WORK TO COMPLETE:
Look at each line of the records and count those with "Observatory" in them. Please answer with the count alone.

Web page and app entries:

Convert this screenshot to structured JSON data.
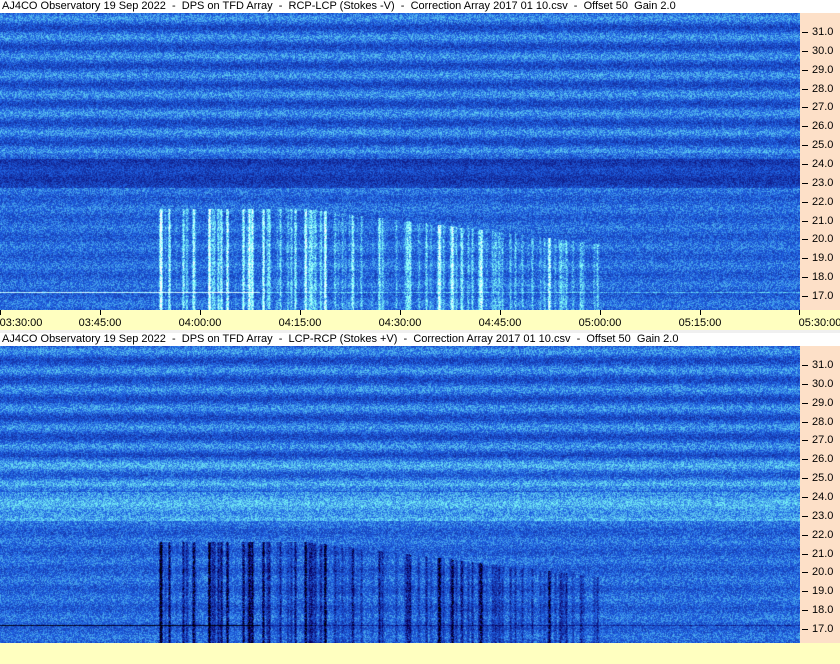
{
  "panels": [
    {
      "title": "AJ4CO Observatory 19 Sep 2022  -  DPS on TFD Array  -  RCP-LCP (Stokes -V)  -  Correction Array 2017 01 10.csv  -  Offset 50  Gain 2.0",
      "polarity": "negative"
    },
    {
      "title": "AJ4CO Observatory 19 Sep 2022  -  DPS on TFD Array  -  LCP-RCP (Stokes +V)  -  Correction Array 2017 01 10.csv  -  Offset 50  Gain 2.0",
      "polarity": "positive"
    }
  ],
  "y_ticks": [
    "31.0",
    "30.0",
    "29.0",
    "28.0",
    "27.0",
    "26.0",
    "25.0",
    "24.0",
    "23.0",
    "22.0",
    "21.0",
    "20.0",
    "19.0",
    "18.0",
    "17.0"
  ],
  "x_ticks": [
    "03:30:00",
    "03:45:00",
    "04:00:00",
    "04:15:00",
    "04:30:00",
    "04:45:00",
    "05:00:00",
    "05:15:00",
    "05:30:00"
  ],
  "colors": {
    "axis_bg": "#fde0c8",
    "time_bg": "#ffffc0",
    "base": "#1e5fe0"
  }
}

OUTPUT:
2